Task item: The answer must be every line of the data that holds the word "select".

Task data:
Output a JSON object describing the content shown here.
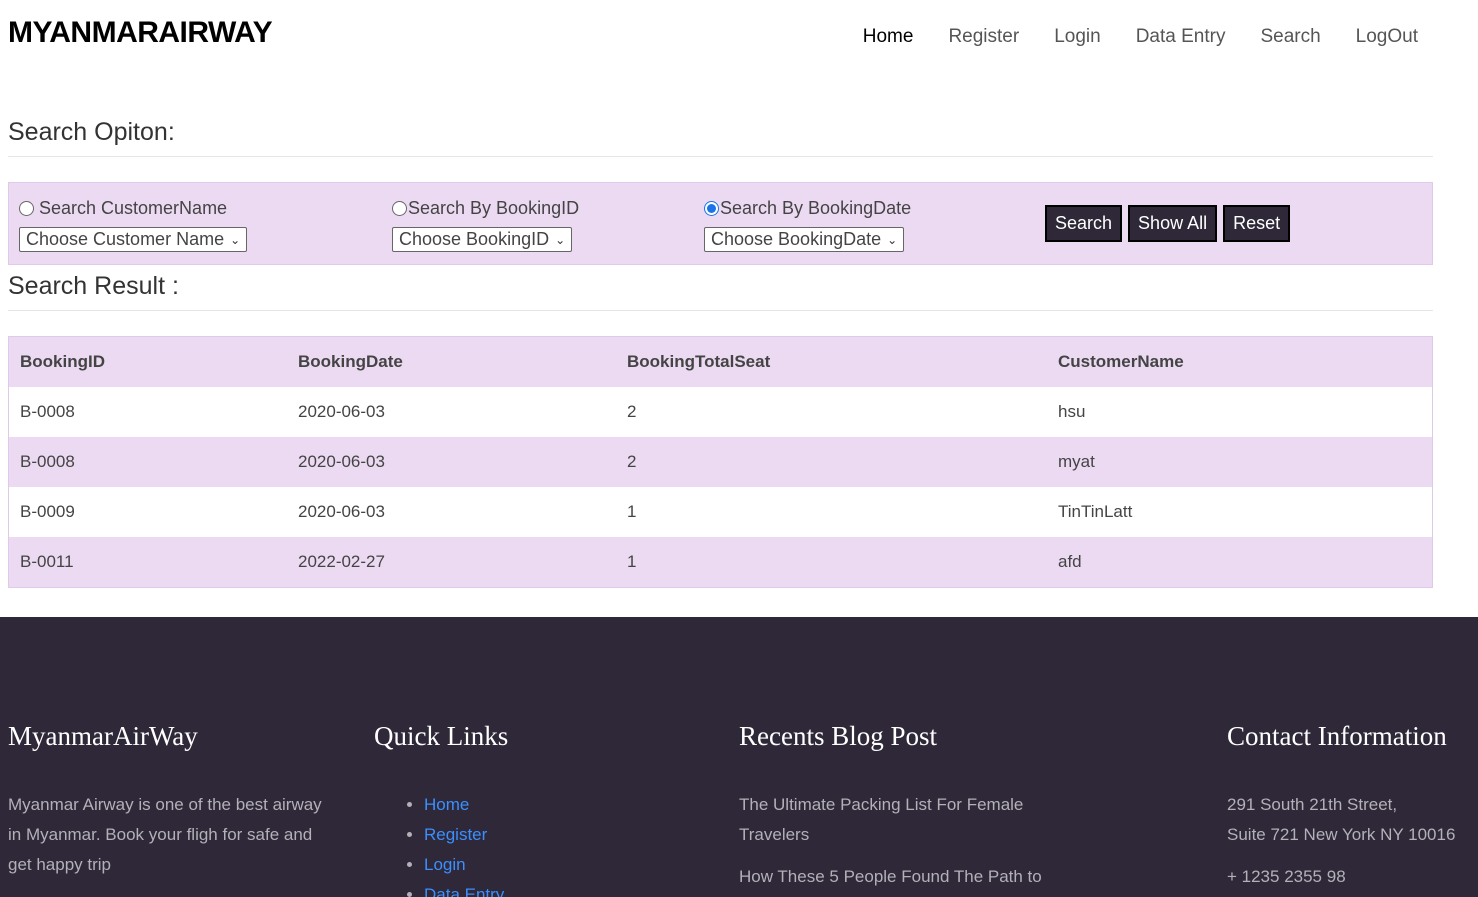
{
  "header": {
    "brand": "MYANMARAIRWAY",
    "nav": [
      "Home",
      "Register",
      "Login",
      "Data Entry",
      "Search",
      "LogOut"
    ]
  },
  "search": {
    "title": "Search Opiton:",
    "options": [
      {
        "label": "Search CustomerName",
        "select": "Choose Customer Name",
        "checked": false
      },
      {
        "label": "Search By BookingID",
        "select": "Choose BookingID",
        "checked": false
      },
      {
        "label": "Search By BookingDate",
        "select": "Choose BookingDate",
        "checked": true
      }
    ],
    "buttons": [
      "Search",
      "Show All",
      "Reset"
    ]
  },
  "result": {
    "title": "Search Result :",
    "columns": [
      "BookingID",
      "BookingDate",
      "BookingTotalSeat",
      "CustomerName"
    ],
    "rows": [
      [
        "B-0008",
        "2020-06-03",
        "2",
        "hsu"
      ],
      [
        "B-0008",
        "2020-06-03",
        "2",
        "myat"
      ],
      [
        "B-0009",
        "2020-06-03",
        "1",
        "TinTinLatt"
      ],
      [
        "B-0011",
        "2022-02-27",
        "1",
        "afd"
      ]
    ]
  },
  "footer": {
    "about_title": "MyanmarAirWay",
    "about_text": "Myanmar Airway is one of the best airway in Myanmar. Book your fligh for safe and get happy trip",
    "links_title": "Quick Links",
    "links": [
      "Home",
      "Register",
      "Login",
      "Data Entry"
    ],
    "blog_title": "Recents Blog Post",
    "posts": [
      "The Ultimate Packing List For Female Travelers",
      "How These 5 People Found The Path to"
    ],
    "contact_title": "Contact Information",
    "address_line1": "291 South 21th Street,",
    "address_line2": "Suite 721 New York NY 10016",
    "phone": "+ 1235 2355 98"
  },
  "colors": {
    "panel": "#ecdaf3",
    "footer": "#2e2838",
    "link": "#3b8fff"
  }
}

Worked solution:
        "select": "Choose Customer Name",
        "select": "Choose BookingID",
        "select": "Choose BookingDate",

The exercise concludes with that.